Scan the lines below for "date" and copy the matches.

Component data from apps and pages
[Start of Attachment]

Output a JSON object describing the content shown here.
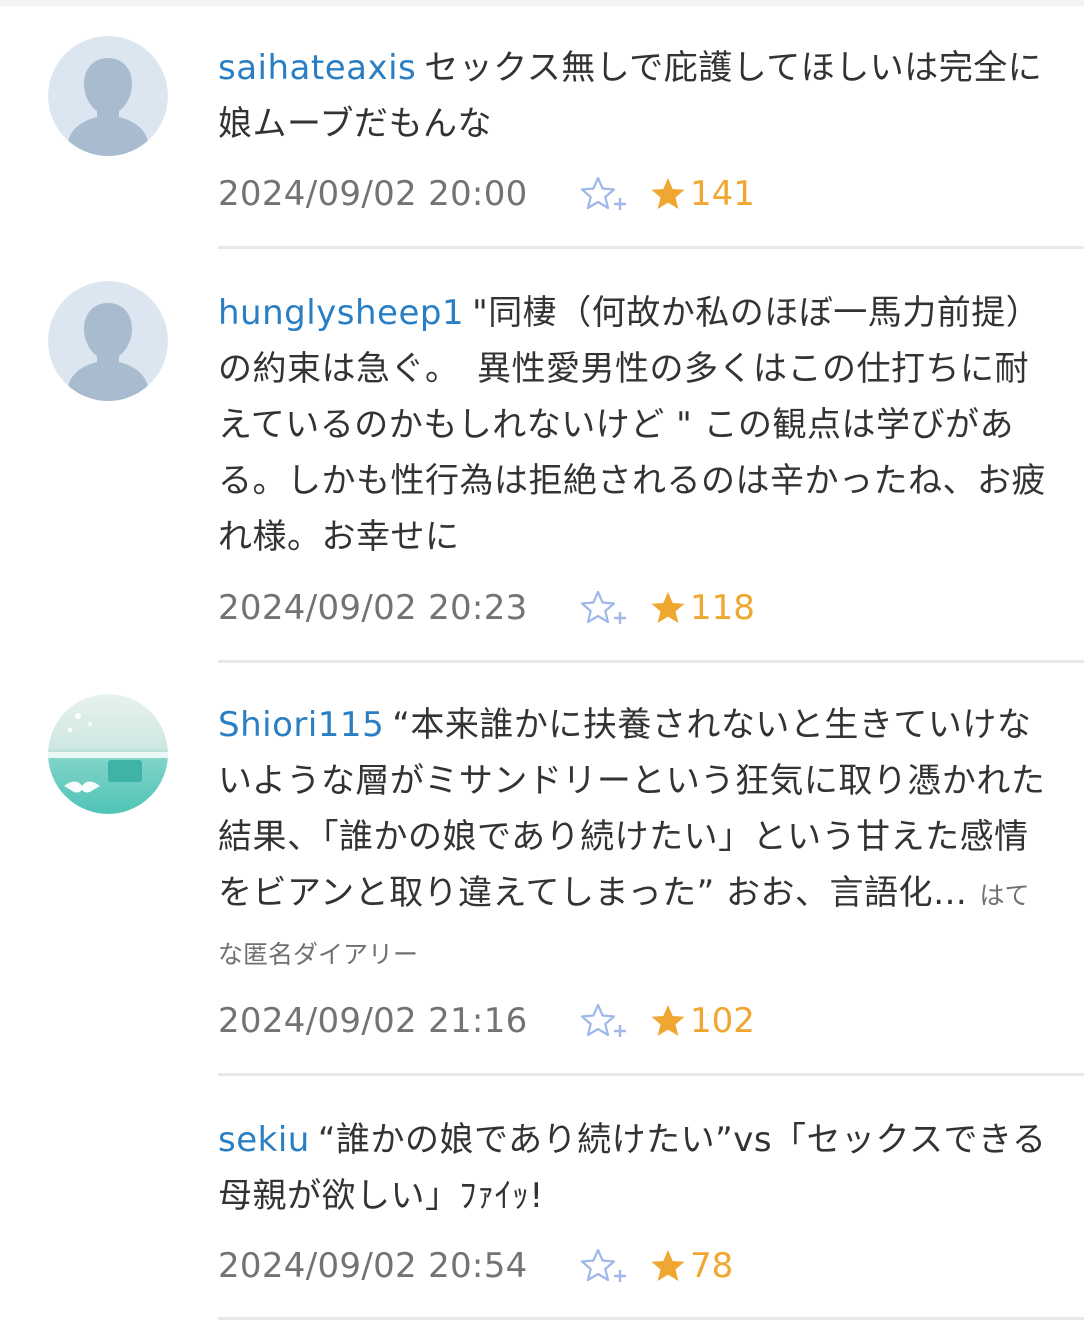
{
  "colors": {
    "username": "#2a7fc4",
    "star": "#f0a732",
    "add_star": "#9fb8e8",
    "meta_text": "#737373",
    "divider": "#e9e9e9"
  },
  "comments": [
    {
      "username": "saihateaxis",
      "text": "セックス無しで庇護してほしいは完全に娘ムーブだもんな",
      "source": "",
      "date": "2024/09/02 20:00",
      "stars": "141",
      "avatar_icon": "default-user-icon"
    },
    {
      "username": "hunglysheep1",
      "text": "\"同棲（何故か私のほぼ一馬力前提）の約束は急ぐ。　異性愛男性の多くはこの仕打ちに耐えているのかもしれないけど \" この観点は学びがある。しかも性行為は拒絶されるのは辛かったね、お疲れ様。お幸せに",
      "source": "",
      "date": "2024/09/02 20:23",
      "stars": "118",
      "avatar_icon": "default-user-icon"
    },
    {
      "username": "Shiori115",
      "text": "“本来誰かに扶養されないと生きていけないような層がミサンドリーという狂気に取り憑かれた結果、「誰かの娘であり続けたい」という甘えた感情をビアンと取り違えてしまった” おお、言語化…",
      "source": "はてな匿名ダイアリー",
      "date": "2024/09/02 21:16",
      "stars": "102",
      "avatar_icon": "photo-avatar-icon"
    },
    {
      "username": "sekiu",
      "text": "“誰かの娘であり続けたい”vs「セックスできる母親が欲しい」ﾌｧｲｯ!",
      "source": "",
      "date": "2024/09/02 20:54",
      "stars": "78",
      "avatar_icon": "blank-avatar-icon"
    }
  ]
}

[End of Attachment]
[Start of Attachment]

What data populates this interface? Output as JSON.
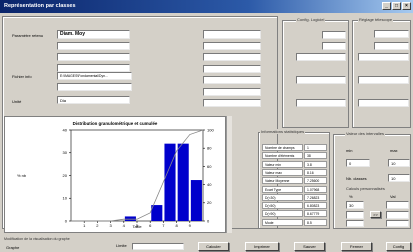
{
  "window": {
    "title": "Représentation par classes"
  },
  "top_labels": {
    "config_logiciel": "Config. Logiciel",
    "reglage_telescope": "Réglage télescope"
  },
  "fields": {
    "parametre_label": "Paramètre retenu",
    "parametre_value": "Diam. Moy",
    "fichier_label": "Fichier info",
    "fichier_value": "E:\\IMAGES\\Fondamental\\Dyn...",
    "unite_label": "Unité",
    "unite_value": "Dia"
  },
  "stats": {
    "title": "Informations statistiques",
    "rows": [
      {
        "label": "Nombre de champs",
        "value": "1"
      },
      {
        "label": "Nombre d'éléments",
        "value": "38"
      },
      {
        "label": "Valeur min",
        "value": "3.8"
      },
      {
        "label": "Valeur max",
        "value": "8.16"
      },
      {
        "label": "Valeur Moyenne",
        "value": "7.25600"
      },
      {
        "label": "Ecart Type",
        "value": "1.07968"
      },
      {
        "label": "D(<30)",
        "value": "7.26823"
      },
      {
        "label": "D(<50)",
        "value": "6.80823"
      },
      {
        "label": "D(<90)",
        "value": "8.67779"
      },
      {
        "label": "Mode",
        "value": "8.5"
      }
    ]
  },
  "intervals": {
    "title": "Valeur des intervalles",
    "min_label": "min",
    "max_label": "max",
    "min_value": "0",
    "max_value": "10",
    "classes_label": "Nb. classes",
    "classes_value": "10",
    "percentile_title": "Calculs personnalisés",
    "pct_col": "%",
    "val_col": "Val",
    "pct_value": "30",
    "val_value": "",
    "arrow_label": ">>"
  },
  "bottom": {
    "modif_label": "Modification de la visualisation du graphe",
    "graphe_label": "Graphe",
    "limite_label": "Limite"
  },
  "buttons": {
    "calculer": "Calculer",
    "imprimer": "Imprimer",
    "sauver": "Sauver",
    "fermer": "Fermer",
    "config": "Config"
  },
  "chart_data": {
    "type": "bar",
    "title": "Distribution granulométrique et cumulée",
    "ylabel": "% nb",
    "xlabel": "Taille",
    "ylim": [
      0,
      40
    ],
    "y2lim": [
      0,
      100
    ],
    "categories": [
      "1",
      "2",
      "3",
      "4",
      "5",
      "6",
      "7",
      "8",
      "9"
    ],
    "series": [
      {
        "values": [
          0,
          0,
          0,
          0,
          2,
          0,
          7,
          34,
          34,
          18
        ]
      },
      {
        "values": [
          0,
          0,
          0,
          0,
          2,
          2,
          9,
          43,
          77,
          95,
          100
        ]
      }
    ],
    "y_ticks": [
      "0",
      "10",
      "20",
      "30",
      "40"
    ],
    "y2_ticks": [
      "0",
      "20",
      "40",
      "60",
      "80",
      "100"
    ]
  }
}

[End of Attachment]

RESULT OF THE TASK
      "date": "2024/09/02 20:00",
      "date": "2024/09/02 20:23",
      "date": "2024/09/02 21:16",
      "date": "2024/09/02 20:54",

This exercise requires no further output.